* **Task statement**:
Send back the records in full, character for character.

___ Provided data

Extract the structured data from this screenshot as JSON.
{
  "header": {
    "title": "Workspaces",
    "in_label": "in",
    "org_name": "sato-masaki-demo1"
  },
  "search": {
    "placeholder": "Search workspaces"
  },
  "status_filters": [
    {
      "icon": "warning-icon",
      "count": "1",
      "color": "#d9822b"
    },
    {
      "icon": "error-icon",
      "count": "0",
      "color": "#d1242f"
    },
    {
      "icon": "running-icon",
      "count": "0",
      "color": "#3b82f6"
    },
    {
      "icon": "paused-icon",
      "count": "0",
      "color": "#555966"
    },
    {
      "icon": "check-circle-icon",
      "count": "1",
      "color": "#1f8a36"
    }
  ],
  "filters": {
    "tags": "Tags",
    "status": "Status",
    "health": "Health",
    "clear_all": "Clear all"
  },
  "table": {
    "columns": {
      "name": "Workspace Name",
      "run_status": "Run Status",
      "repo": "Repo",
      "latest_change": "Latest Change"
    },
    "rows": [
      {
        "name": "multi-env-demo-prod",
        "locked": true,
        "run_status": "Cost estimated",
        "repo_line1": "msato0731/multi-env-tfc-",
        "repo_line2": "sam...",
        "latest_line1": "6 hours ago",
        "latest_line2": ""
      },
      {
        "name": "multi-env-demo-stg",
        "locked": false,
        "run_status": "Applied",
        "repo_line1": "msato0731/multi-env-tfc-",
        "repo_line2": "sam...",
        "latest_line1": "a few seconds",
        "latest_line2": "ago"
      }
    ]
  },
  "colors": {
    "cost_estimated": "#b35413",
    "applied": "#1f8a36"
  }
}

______

* **Written answer**:
Extract the structured data from this screenshot as JSON.
{
  "header": {
    "title": "Workspaces",
    "in_label": "in",
    "org_name": "sato-masaki-demo1"
  },
  "search": {
    "placeholder": "Search workspaces"
  },
  "status_filters": [
    {
      "icon": "warning-icon",
      "count": "1",
      "color": "#d9822b"
    },
    {
      "icon": "error-icon",
      "count": "0",
      "color": "#d1242f"
    },
    {
      "icon": "running-icon",
      "count": "0",
      "color": "#3b82f6"
    },
    {
      "icon": "paused-icon",
      "count": "0",
      "color": "#555966"
    },
    {
      "icon": "check-circle-icon",
      "count": "1",
      "color": "#1f8a36"
    }
  ],
  "filters": {
    "tags": "Tags",
    "status": "Status",
    "health": "Health",
    "clear_all": "Clear all"
  },
  "table": {
    "columns": {
      "name": "Workspace Name",
      "run_status": "Run Status",
      "repo": "Repo",
      "latest_change": "Latest Change"
    },
    "rows": [
      {
        "name": "multi-env-demo-prod",
        "locked": true,
        "run_status": "Cost estimated",
        "repo_line1": "msato0731/multi-env-tfc-",
        "repo_line2": "sam...",
        "latest_line1": "6 hours ago",
        "latest_line2": ""
      },
      {
        "name": "multi-env-demo-stg",
        "locked": false,
        "run_status": "Applied",
        "repo_line1": "msato0731/multi-env-tfc-",
        "repo_line2": "sam...",
        "latest_line1": "a few seconds",
        "latest_line2": "ago"
      }
    ]
  },
  "colors": {
    "cost_estimated": "#b35413",
    "applied": "#1f8a36"
  }
}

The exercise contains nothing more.